◆ **What you are asked to do**
For each record below, output its text exactly and skip any picture.

◆ **Exercise materials**
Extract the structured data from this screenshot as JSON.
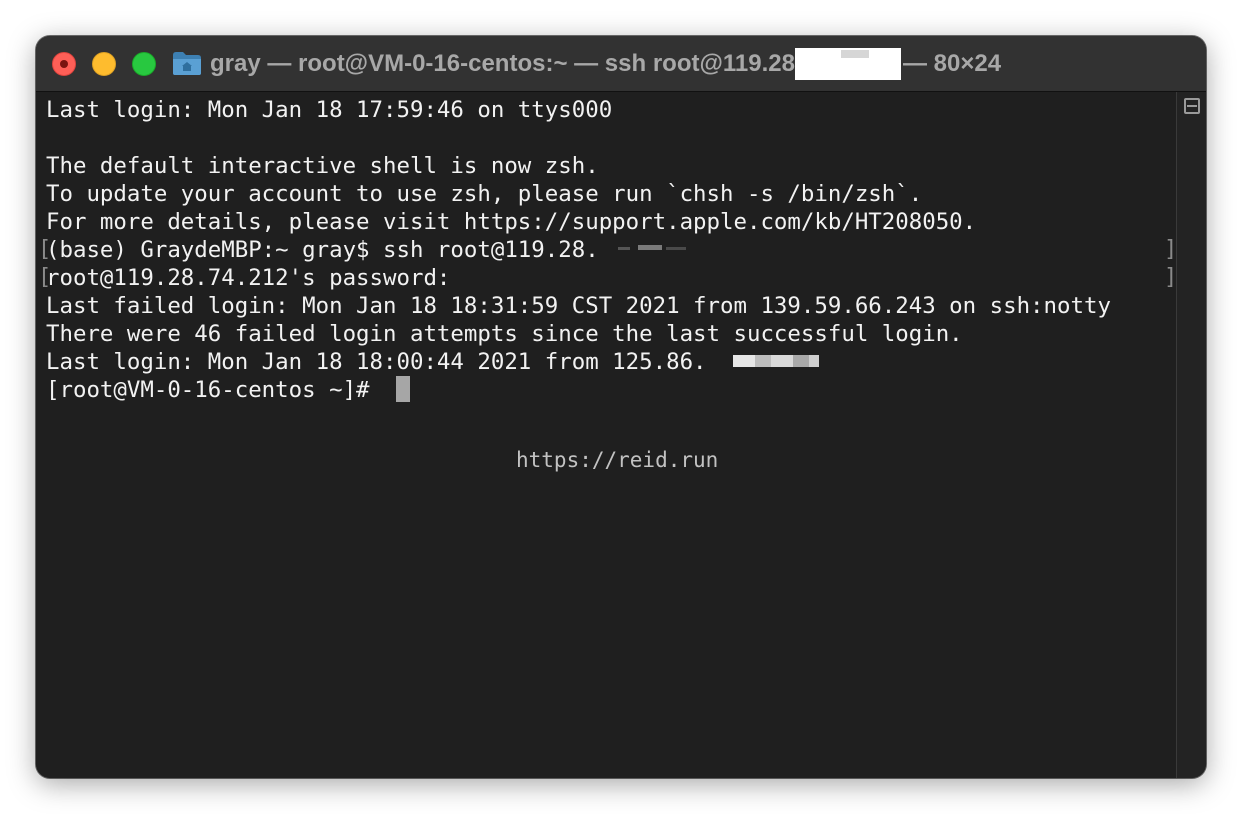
{
  "window": {
    "title_prefix": "gray — root@VM-0-16-centos:~ — ssh root@119.28",
    "title_suffix": "— 80×24"
  },
  "terminal": {
    "lines": [
      "Last login: Mon Jan 18 17:59:46 on ttys000",
      "",
      "The default interactive shell is now zsh.",
      "To update your account to use zsh, please run `chsh -s /bin/zsh`.",
      "For more details, please visit https://support.apple.com/kb/HT208050.",
      "(base) GraydeMBP:~ gray$ ssh root@119.28.",
      "root@119.28.74.212's password:",
      "Last failed login: Mon Jan 18 18:31:59 CST 2021 from 139.59.66.243 on ssh:notty",
      "There were 46 failed login attempts since the last successful login.",
      "Last login: Mon Jan 18 18:00:44 2021 from 125.86.",
      "[root@VM-0-16-centos ~]# "
    ],
    "bracket_left": "[",
    "bracket_right": "]"
  },
  "watermark": "https://reid.run",
  "colors": {
    "titlebar": "#323232",
    "terminal_bg": "#1f1f1f",
    "text": "#f2f2f2",
    "close": "#fe5f57",
    "minimize": "#febc2e",
    "maximize": "#28c840"
  }
}
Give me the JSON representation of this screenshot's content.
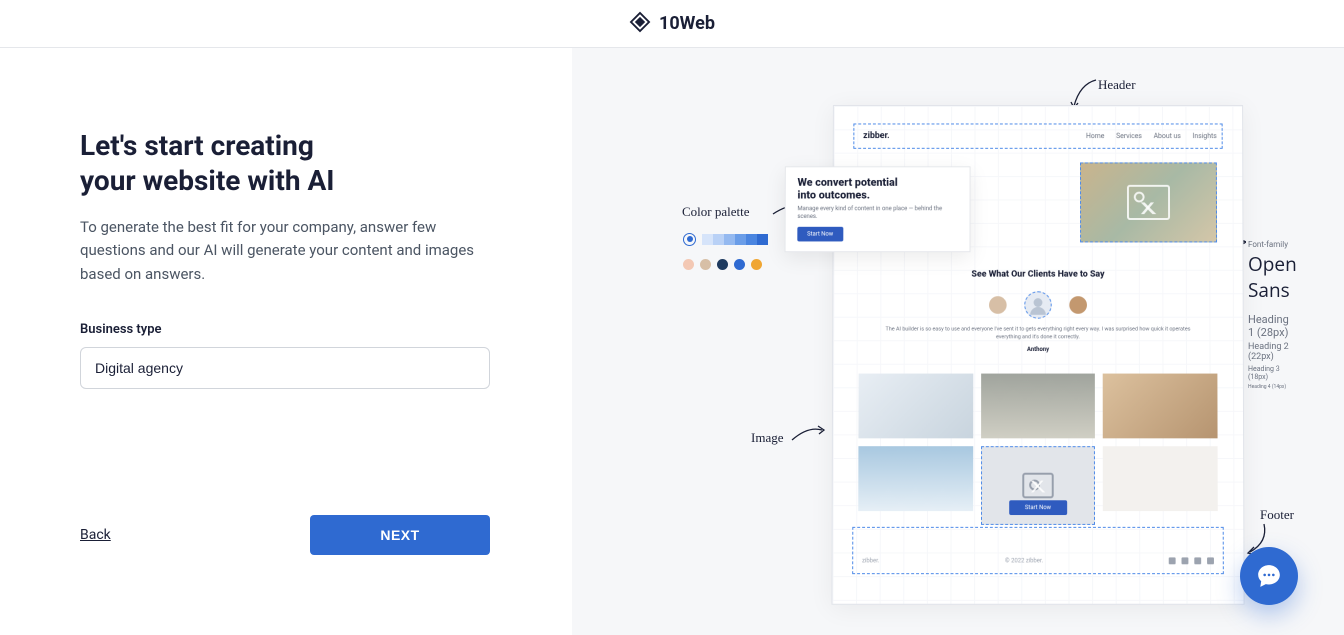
{
  "brand": "10Web",
  "form": {
    "heading_line1": "Let's start creating",
    "heading_line2": "your website with AI",
    "subheading": "To generate the best fit for your company, answer few questions and our AI will generate your content and images based on answers.",
    "business_type_label": "Business type",
    "business_type_value": "Digital agency",
    "back_label": "Back",
    "next_label": "NEXT"
  },
  "preview": {
    "annotations": {
      "header": "Header",
      "color_palette": "Color palette",
      "image": "Image",
      "font_family": "Font-family",
      "footer": "Footer"
    },
    "site": {
      "brand": "zibber.",
      "nav": [
        "Home",
        "Services",
        "About us",
        "Insights"
      ],
      "hero_title_line1": "We convert potential",
      "hero_title_line2": "into outcomes.",
      "hero_sub": "Manage every kind of content in one place — behind the scenes.",
      "hero_button": "Start Now",
      "testimonials_heading": "See What Our Clients Have to Say",
      "testimonial_text": "The AI builder is so easy to use and everyone I've sent it to gets everything right every way. I was surprised how quick it operates everything and it's done it correctly.",
      "testimonial_name": "Anthony",
      "cta_button": "Start Now",
      "footer_brand": "zibber.",
      "copyright": "© 2022 zibber."
    },
    "palette": {
      "gradient": [
        "#d6e4fa",
        "#b9d1f6",
        "#94b9f0",
        "#6a9de8",
        "#4a85e0",
        "#2f6ad1"
      ],
      "dots": [
        "#f3c8b4",
        "#d7bfa6",
        "#1e3a5f",
        "#2f6ad1",
        "#f0a633"
      ]
    },
    "typography": {
      "label": "Font-family",
      "name": "Open Sans",
      "samples": [
        {
          "label": "Heading 1 (28px)",
          "cls": "fs1"
        },
        {
          "label": "Heading 2 (22px)",
          "cls": "fs2"
        },
        {
          "label": "Heading 3 (18px)",
          "cls": "fs3"
        },
        {
          "label": "Heading 4 (14px)",
          "cls": "fs4"
        }
      ]
    }
  }
}
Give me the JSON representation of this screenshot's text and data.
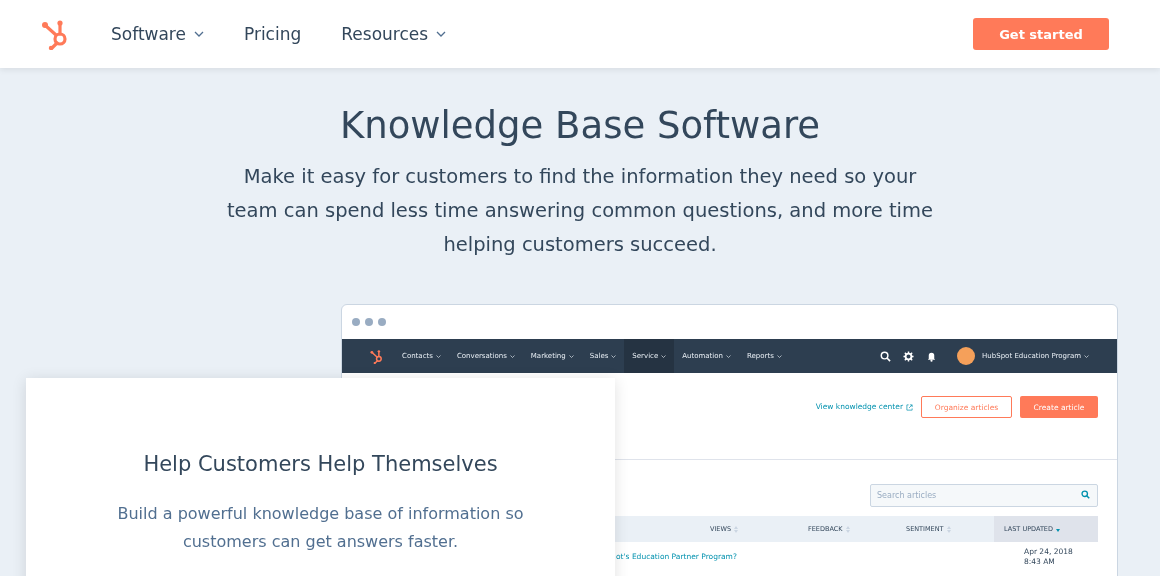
{
  "header": {
    "nav": [
      {
        "label": "Software",
        "dropdown": true
      },
      {
        "label": "Pricing",
        "dropdown": false
      },
      {
        "label": "Resources",
        "dropdown": true
      }
    ],
    "cta": "Get started"
  },
  "hero": {
    "title": "Knowledge Base Software",
    "subtitle": "Make it easy for customers to find the information they need so your team can spend less time answering common questions, and more time helping customers succeed."
  },
  "app_screenshot": {
    "nav": [
      {
        "label": "Contacts",
        "selected": false
      },
      {
        "label": "Conversations",
        "selected": false
      },
      {
        "label": "Marketing",
        "selected": false
      },
      {
        "label": "Sales",
        "selected": false
      },
      {
        "label": "Service",
        "selected": true
      },
      {
        "label": "Automation",
        "selected": false
      },
      {
        "label": "Reports",
        "selected": false
      }
    ],
    "account": "HubSpot Education Program",
    "view_link": "View knowledge center",
    "organize_button": "Organize articles",
    "create_button": "Create article",
    "search": {
      "placeholder": "Search articles"
    },
    "columns": [
      {
        "label": "VIEWS",
        "selected": false
      },
      {
        "label": "FEEDBACK",
        "selected": false
      },
      {
        "label": "SENTIMENT",
        "selected": false
      },
      {
        "label": "LAST UPDATED",
        "selected": true
      }
    ],
    "rows": [
      {
        "title": "ot's Education Partner Program?",
        "updated": "Apr 24, 2018 8:43 AM"
      }
    ]
  },
  "feature_card": {
    "title": "Help Customers Help Themselves",
    "text": "Build a powerful knowledge base of information so customers can get answers faster."
  }
}
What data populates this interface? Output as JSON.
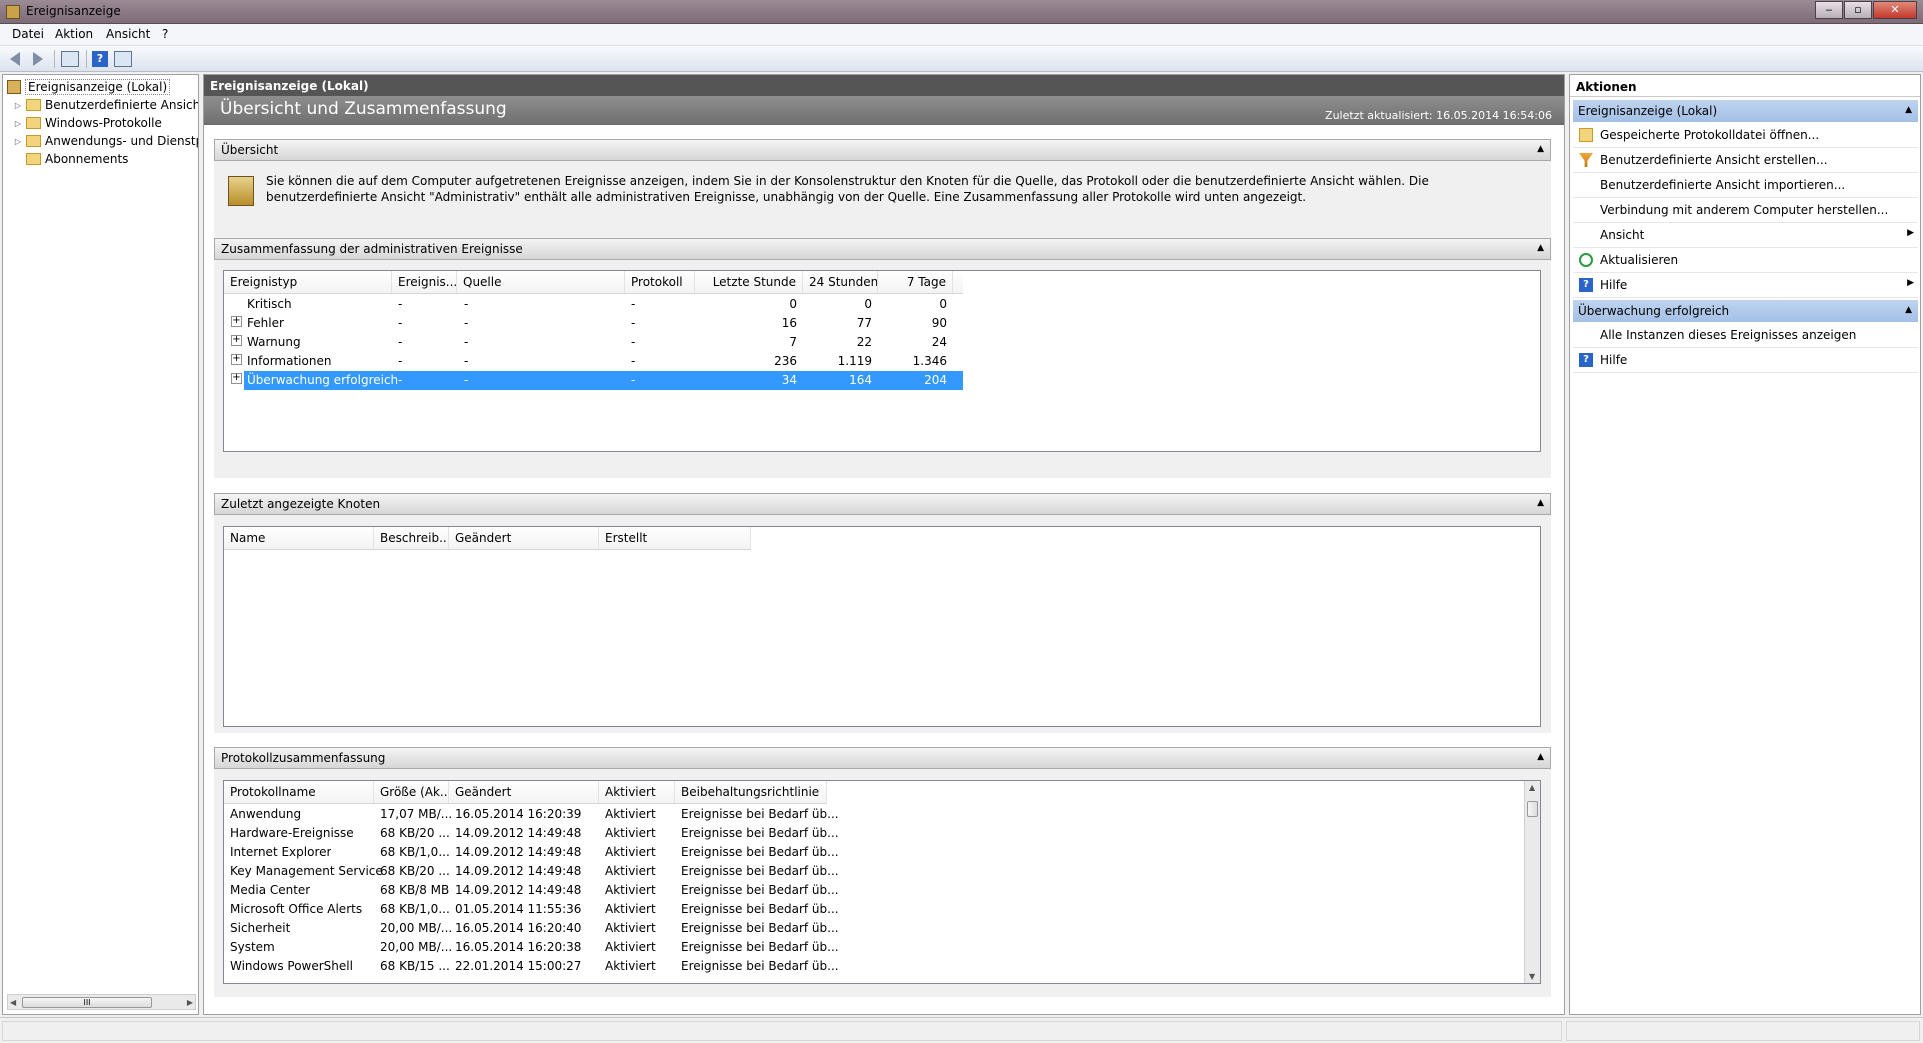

◆ **Written response**
Extract the structured data from this screenshot as JSON.
{
  "window": {
    "title_prefix": "gray — root@VM-0-16-centos:~ — ssh root@119.28",
    "title_suffix": "— 80×24"
  },
  "terminal": {
    "lines": [
      "Last login: Mon Jan 18 17:59:46 on ttys000",
      "",
      "The default interactive shell is now zsh.",
      "To update your account to use zsh, please run `chsh -s /bin/zsh`.",
      "For more details, please visit https://support.apple.com/kb/HT208050.",
      "(base) GraydeMBP:~ gray$ ssh root@119.28.",
      "root@119.28.74.212's password:",
      "Last failed login: Mon Jan 18 18:31:59 CST 2021 from 139.59.66.243 on ssh:notty",
      "There were 46 failed login attempts since the last successful login.",
      "Last login: Mon Jan 18 18:00:44 2021 from 125.86.",
      "[root@VM-0-16-centos ~]# "
    ],
    "bracket_left": "[",
    "bracket_right": "]"
  },
  "watermark": "https://reid.run",
  "colors": {
    "titlebar": "#323232",
    "terminal_bg": "#1f1f1f",
    "text": "#f2f2f2",
    "close": "#fe5f57",
    "minimize": "#febc2e",
    "maximize": "#28c840"
  }
}
Give me the JSON representation of this screenshot's content.
{
  "brand": "10Web",
  "form": {
    "heading_line1": "Let's start creating",
    "heading_line2": "your website with AI",
    "subheading": "To generate the best fit for your company, answer few questions and our AI will generate your content and images based on answers.",
    "business_type_label": "Business type",
    "business_type_value": "Digital agency",
    "back_label": "Back",
    "next_label": "NEXT"
  },
  "preview": {
    "annotations": {
      "header": "Header",
      "color_palette": "Color palette",
      "image": "Image",
      "font_family": "Font-family",
      "footer": "Footer"
    },
    "site": {
      "brand": "zibber.",
      "nav": [
        "Home",
        "Services",
        "About us",
        "Insights"
      ],
      "hero_title_line1": "We convert potential",
      "hero_title_line2": "into outcomes.",
      "hero_sub": "Manage every kind of content in one place — behind the scenes.",
      "hero_button": "Start Now",
      "testimonials_heading": "See What Our Clients Have to Say",
      "testimonial_text": "The AI builder is so easy to use and everyone I've sent it to gets everything right every way. I was surprised how quick it operates everything and it's done it correctly.",
      "testimonial_name": "Anthony",
      "cta_button": "Start Now",
      "footer_brand": "zibber.",
      "copyright": "© 2022 zibber."
    },
    "palette": {
      "gradient": [
        "#d6e4fa",
        "#b9d1f6",
        "#94b9f0",
        "#6a9de8",
        "#4a85e0",
        "#2f6ad1"
      ],
      "dots": [
        "#f3c8b4",
        "#d7bfa6",
        "#1e3a5f",
        "#2f6ad1",
        "#f0a633"
      ]
    },
    "typography": {
      "label": "Font-family",
      "name": "Open Sans",
      "samples": [
        {
          "label": "Heading 1 (28px)",
          "cls": "fs1"
        },
        {
          "label": "Heading 2 (22px)",
          "cls": "fs2"
        },
        {
          "label": "Heading 3 (18px)",
          "cls": "fs3"
        },
        {
          "label": "Heading 4 (14px)",
          "cls": "fs4"
        }
      ]
    }
  }
}
Give me the JSON representation of this screenshot's text and data.
{
  "header": {
    "nav": [
      {
        "label": "Software",
        "dropdown": true
      },
      {
        "label": "Pricing",
        "dropdown": false
      },
      {
        "label": "Resources",
        "dropdown": true
      }
    ],
    "cta": "Get started"
  },
  "hero": {
    "title": "Knowledge Base Software",
    "subtitle": "Make it easy for customers to find the information they need so your team can spend less time answering common questions, and more time helping customers succeed."
  },
  "app_screenshot": {
    "nav": [
      {
        "label": "Contacts",
        "selected": false
      },
      {
        "label": "Conversations",
        "selected": false
      },
      {
        "label": "Marketing",
        "selected": false
      },
      {
        "label": "Sales",
        "selected": false
      },
      {
        "label": "Service",
        "selected": true
      },
      {
        "label": "Automation",
        "selected": false
      },
      {
        "label": "Reports",
        "selected": false
      }
    ],
    "account": "HubSpot Education Program",
    "view_link": "View knowledge center",
    "organize_button": "Organize articles",
    "create_button": "Create article",
    "search": {
      "placeholder": "Search articles"
    },
    "columns": [
      {
        "label": "VIEWS",
        "selected": false
      },
      {
        "label": "FEEDBACK",
        "selected": false
      },
      {
        "label": "SENTIMENT",
        "selected": false
      },
      {
        "label": "LAST UPDATED",
        "selected": true
      }
    ],
    "rows": [
      {
        "title": "ot's Education Partner Program?",
        "updated": "Apr 24, 2018 8:43 AM"
      }
    ]
  },
  "feature_card": {
    "title": "Help Customers Help Themselves",
    "text": "Build a powerful knowledge base of information so customers can get answers faster."
  }
}
What data populates this interface? Output as JSON.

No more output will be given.